_Task to complete_
On how many lines of the records below does the string "title" appear? Reply with only the number.

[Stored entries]
BEGIN
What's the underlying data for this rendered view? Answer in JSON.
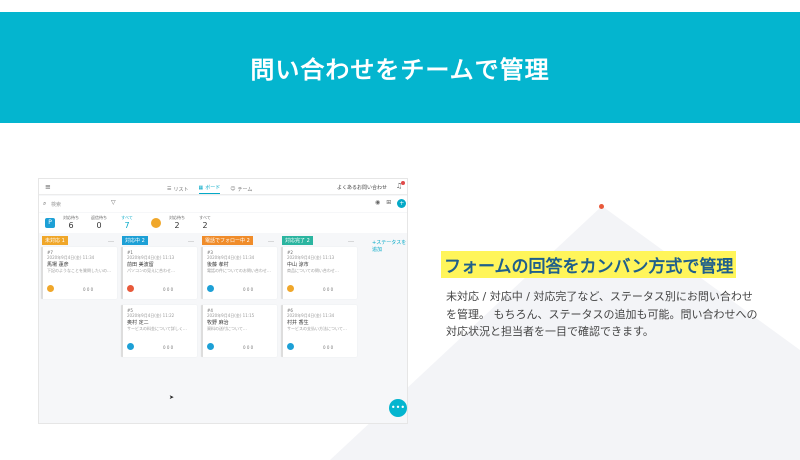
{
  "banner": {
    "title": "問い合わせをチームで管理"
  },
  "app": {
    "menu_icon": "hamburger-icon",
    "tabs": [
      {
        "label": "リスト",
        "icon": "list-icon",
        "active": false
      },
      {
        "label": "ボード",
        "icon": "board-icon",
        "active": true
      },
      {
        "label": "チーム",
        "icon": "team-icon",
        "active": false
      }
    ],
    "faq": "よくあるお問い合わせ",
    "search_placeholder": "検索",
    "stats": [
      {
        "label": "対応待ち",
        "value": "6"
      },
      {
        "label": "返信待ち",
        "value": "0"
      },
      {
        "label": "すべて",
        "value": "7",
        "active": true
      },
      {
        "label": "対応待ち",
        "value": "2"
      },
      {
        "label": "すべて",
        "value": "2"
      }
    ],
    "stat_badge": "P",
    "columns": [
      {
        "label": "未対応",
        "count": "1",
        "color": "#f0a72a"
      },
      {
        "label": "対応中",
        "count": "2",
        "color": "#1da0d6"
      },
      {
        "label": "電話でフォロー中",
        "count": "2",
        "color": "#f08c2a"
      },
      {
        "label": "対応完了",
        "count": "2",
        "color": "#2bb5a0"
      }
    ],
    "add_status": "+ステータスを追加",
    "cards": [
      {
        "no": "#7",
        "date": "2020年9月4日(金) 11:34",
        "name": "馬場 蓮彦",
        "desc": "下記のようなことを質問したいの…",
        "foot": "0 0 0"
      },
      {
        "no": "#1",
        "date": "2020年9月4日(金) 11:13",
        "name": "前田 美波留",
        "desc": "パソコンの見えに合わせ…",
        "foot": "0 0 0"
      },
      {
        "no": "#3",
        "date": "2020年9月4日(金) 11:34",
        "name": "後藤 孝村",
        "desc": "電話の件についてのお問い合わせ…",
        "foot": "0 0 0"
      },
      {
        "no": "#2",
        "date": "2020年9月4日(金) 11:13",
        "name": "中山 涼市",
        "desc": "商品についての問い合わせ…",
        "foot": "0 0 0"
      },
      {
        "no": "#5",
        "date": "2020年9月4日(金) 11:22",
        "name": "奥村 定二",
        "desc": "サービスの料金について詳しく…",
        "foot": "0 0 0"
      },
      {
        "no": "#4",
        "date": "2020年9月4日(金) 11:15",
        "name": "牧野 麻治",
        "desc": "資料の送付について…",
        "foot": "0 0 0"
      },
      {
        "no": "#6",
        "date": "2020年9月4日(金) 11:34",
        "name": "村井 香生",
        "desc": "サービスの支払い方法について…",
        "foot": "0 0 0"
      }
    ]
  },
  "feature": {
    "title": "フォームの回答をカンバン方式で管理",
    "body": "未対応 / 対応中 / 対応完了など、ステータス別にお問い合わせを管理。 もちろん、ステータスの追加も可能。問い合わせへの対応状況と担当者を一目で確認できます。"
  },
  "colors": {
    "banner": "#04b5cf",
    "highlight": "#fff55a",
    "heading": "#1f5f8b",
    "accent_dot": "#e8593a"
  }
}
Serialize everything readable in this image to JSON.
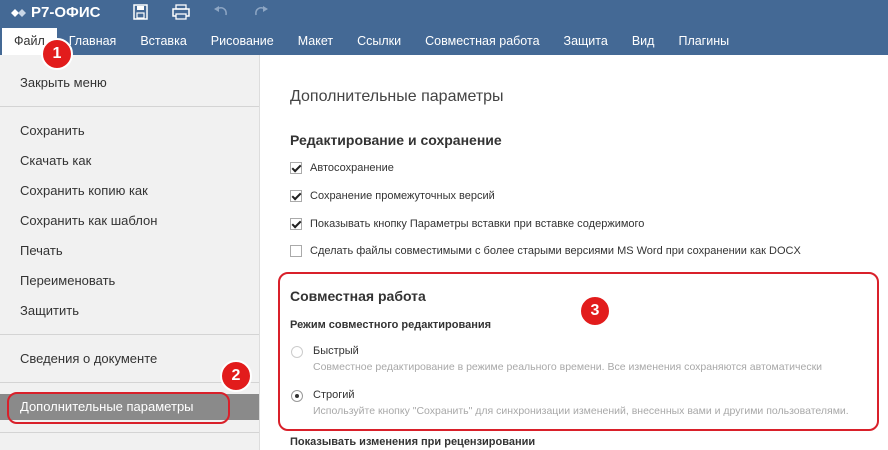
{
  "app": {
    "logo_text": "Р7-ОФИС"
  },
  "toolbar_icons": [
    "save-icon",
    "print-icon",
    "undo-icon",
    "redo-icon"
  ],
  "menu": [
    {
      "label": "Файл",
      "active": true
    },
    {
      "label": "Главная"
    },
    {
      "label": "Вставка"
    },
    {
      "label": "Рисование"
    },
    {
      "label": "Макет"
    },
    {
      "label": "Ссылки"
    },
    {
      "label": "Совместная работа"
    },
    {
      "label": "Защита"
    },
    {
      "label": "Вид"
    },
    {
      "label": "Плагины"
    }
  ],
  "file_menu": {
    "close": "Закрыть меню",
    "save": "Сохранить",
    "download_as": "Скачать как",
    "save_copy_as": "Сохранить копию как",
    "save_as_template": "Сохранить как шаблон",
    "print": "Печать",
    "rename": "Переименовать",
    "protect": "Защитить",
    "doc_info": "Сведения о документе",
    "advanced_settings": "Дополнительные параметры"
  },
  "settings": {
    "title": "Дополнительные параметры",
    "editing_section": "Редактирование и сохранение",
    "autosave": {
      "label": "Автосохранение",
      "checked": true
    },
    "save_versions": {
      "label": "Сохранение промежуточных версий",
      "checked": true
    },
    "paste_button": {
      "label": "Показывать кнопку Параметры вставки при вставке содержимого",
      "checked": true
    },
    "compat": {
      "label": "Сделать файлы совместимыми с более старыми версиями MS Word при сохранении как DOCX",
      "checked": false
    },
    "collab_section": "Совместная работа",
    "coedit_mode": "Режим совместного редактирования",
    "fast": {
      "label": "Быстрый",
      "desc": "Совместное редактирование в режиме реального времени. Все изменения сохраняются автоматически",
      "checked": false
    },
    "strict": {
      "label": "Строгий",
      "desc": "Используйте кнопку \"Сохранить\" для синхронизации изменений, внесенных вами и другими пользователями.",
      "checked": true
    },
    "review_changes": "Показывать изменения при рецензировании"
  },
  "callouts": [
    "1",
    "2",
    "3"
  ],
  "colors": {
    "topbar": "#446995",
    "highlight": "#d9202a",
    "callout": "#e21c1c",
    "active_item": "#8a8a8a"
  }
}
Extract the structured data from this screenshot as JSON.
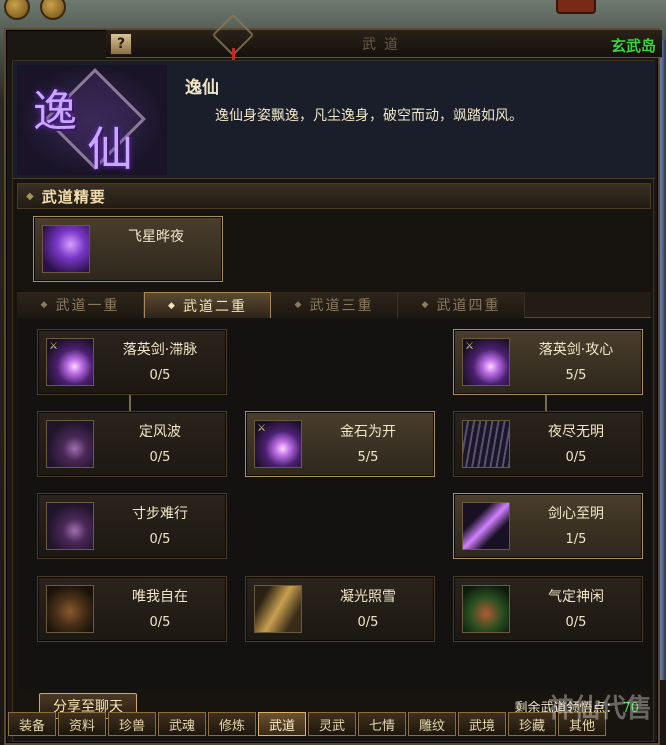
{
  "window": {
    "title": "武道",
    "region": "玄武岛",
    "help_label": "?"
  },
  "header": {
    "emblem_char_1": "逸",
    "emblem_char_2": "仙",
    "class_name": "逸仙",
    "class_desc": "逸仙身姿飘逸，凡尘逸身，破空而动，飒踏如风。"
  },
  "essence": {
    "section_label": "武道精要",
    "card": {
      "name": "飞星晔夜",
      "icon": "ninja-icon"
    }
  },
  "tabs": [
    {
      "label": "武道一重",
      "active": false
    },
    {
      "label": "武道二重",
      "active": true
    },
    {
      "label": "武道三重",
      "active": false
    },
    {
      "label": "武道四重",
      "active": false
    }
  ],
  "skills": {
    "c1r1": {
      "name": "落英剑·滞脉",
      "level": "0/5",
      "icon": "purple-blade-icon"
    },
    "c1r2": {
      "name": "定风波",
      "level": "0/5",
      "icon": "dark-blade-icon"
    },
    "c1r3": {
      "name": "寸步难行",
      "level": "0/5",
      "icon": "dark-blade-icon"
    },
    "c1r4": {
      "name": "唯我自在",
      "level": "0/5",
      "icon": "monk-icon"
    },
    "c2r2": {
      "name": "金石为开",
      "level": "5/5",
      "icon": "purple-blade-icon"
    },
    "c2r4": {
      "name": "凝光照雪",
      "level": "0/5",
      "icon": "gold-icon"
    },
    "c3r1": {
      "name": "落英剑·攻心",
      "level": "5/5",
      "icon": "purple-blade-icon"
    },
    "c3r2": {
      "name": "夜尽无明",
      "level": "0/5",
      "icon": "rays-icon"
    },
    "c3r3": {
      "name": "剑心至明",
      "level": "1/5",
      "icon": "slash-icon"
    },
    "c3r4": {
      "name": "气定神闲",
      "level": "0/5",
      "icon": "green-icon"
    }
  },
  "footer": {
    "share_label": "分享至聊天",
    "points_label": "剩余武道领悟点：",
    "points_value": "70"
  },
  "bottom_tabs": [
    {
      "label": "装备"
    },
    {
      "label": "资料"
    },
    {
      "label": "珍兽"
    },
    {
      "label": "武魂"
    },
    {
      "label": "修炼"
    },
    {
      "label": "武道"
    },
    {
      "label": "灵武"
    },
    {
      "label": "七情"
    },
    {
      "label": "雕纹"
    },
    {
      "label": "武境"
    },
    {
      "label": "珍藏"
    },
    {
      "label": "其他"
    }
  ],
  "watermark": "神仙代售"
}
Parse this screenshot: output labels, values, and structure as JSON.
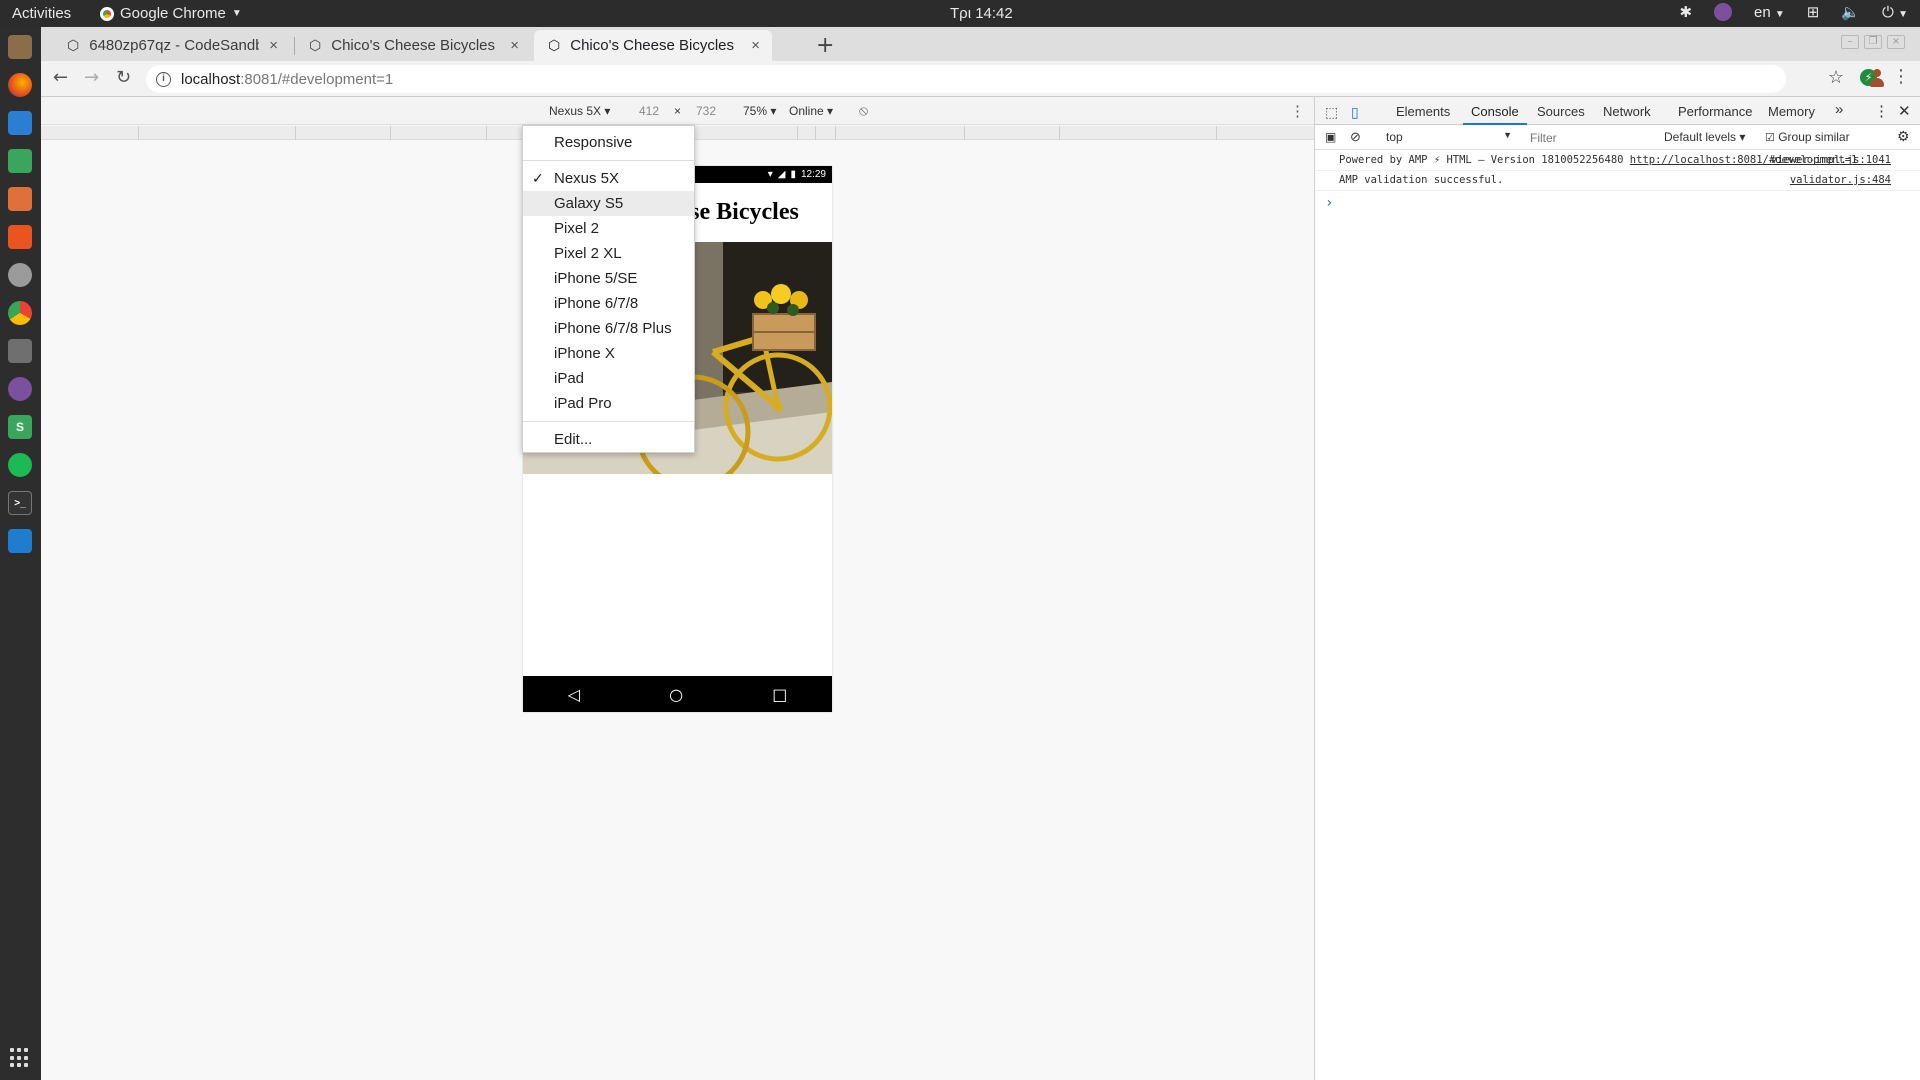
{
  "os": {
    "activities": "Activities",
    "app_name": "Google Chrome",
    "clock": "Τρι 14:42",
    "lang": "en"
  },
  "dock": {
    "apps": [
      {
        "name": "files",
        "label": ""
      },
      {
        "name": "firefox",
        "label": ""
      },
      {
        "name": "writer",
        "label": ""
      },
      {
        "name": "calc",
        "label": ""
      },
      {
        "name": "impress",
        "label": ""
      },
      {
        "name": "software",
        "label": ""
      },
      {
        "name": "settings",
        "label": ""
      },
      {
        "name": "chrome",
        "label": ""
      },
      {
        "name": "screenshot",
        "label": ""
      },
      {
        "name": "viber",
        "label": ""
      },
      {
        "name": "slack",
        "label": "S"
      },
      {
        "name": "spotify",
        "label": ""
      },
      {
        "name": "terminal",
        "label": ""
      },
      {
        "name": "vscode",
        "label": ""
      }
    ]
  },
  "browser": {
    "tabs": [
      {
        "title": "6480zp67qz - CodeSandbox",
        "close": "×"
      },
      {
        "title": "Chico's Cheese Bicycles",
        "close": "×"
      },
      {
        "title": "Chico's Cheese Bicycles",
        "close": "×"
      }
    ],
    "new_tab": "+",
    "url_host": "localhost",
    "url_rest": ":8081/#development=1",
    "info_icon": "i"
  },
  "device_toolbar": {
    "device": "Nexus 5X ▾",
    "width": "412",
    "times": "×",
    "height": "732",
    "zoom": "75% ▾",
    "network": "Online ▾"
  },
  "device_menu": {
    "responsive": "Responsive",
    "devices": [
      {
        "label": "Nexus 5X",
        "checked": true
      },
      {
        "label": "Galaxy S5",
        "hover": true
      },
      {
        "label": "Pixel 2"
      },
      {
        "label": "Pixel 2 XL"
      },
      {
        "label": "iPhone 5/SE"
      },
      {
        "label": "iPhone 6/7/8"
      },
      {
        "label": "iPhone 6/7/8 Plus"
      },
      {
        "label": "iPhone X"
      },
      {
        "label": "iPad"
      },
      {
        "label": "iPad Pro"
      }
    ],
    "edit": "Edit...",
    "check": "✓"
  },
  "phone": {
    "status_time": "12:29",
    "heading": "Chico's Cheese Bicycles",
    "nav_back": "◁",
    "nav_home": "○",
    "nav_recent": "□"
  },
  "devtools": {
    "tabs": [
      "Elements",
      "Console",
      "Sources",
      "Network",
      "Performance",
      "Memory"
    ],
    "more": "»",
    "context": "top",
    "filter_placeholder": "Filter",
    "levels": "Default levels ▾",
    "group_similar": "Group similar",
    "logs": [
      {
        "text": "Powered by AMP ⚡ HTML – Version 1810052256480 ",
        "link": "http://localhost:8081/#development=1",
        "source": "viewer-impl.js:1041"
      },
      {
        "text": "AMP validation successful.",
        "link": "",
        "source": "validator.js:484"
      }
    ],
    "prompt": "›"
  },
  "colors": {
    "accent": "#1a73e8",
    "topbar": "#2c2c2c",
    "dock": "#2d2d2d"
  }
}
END
_Final answer_
7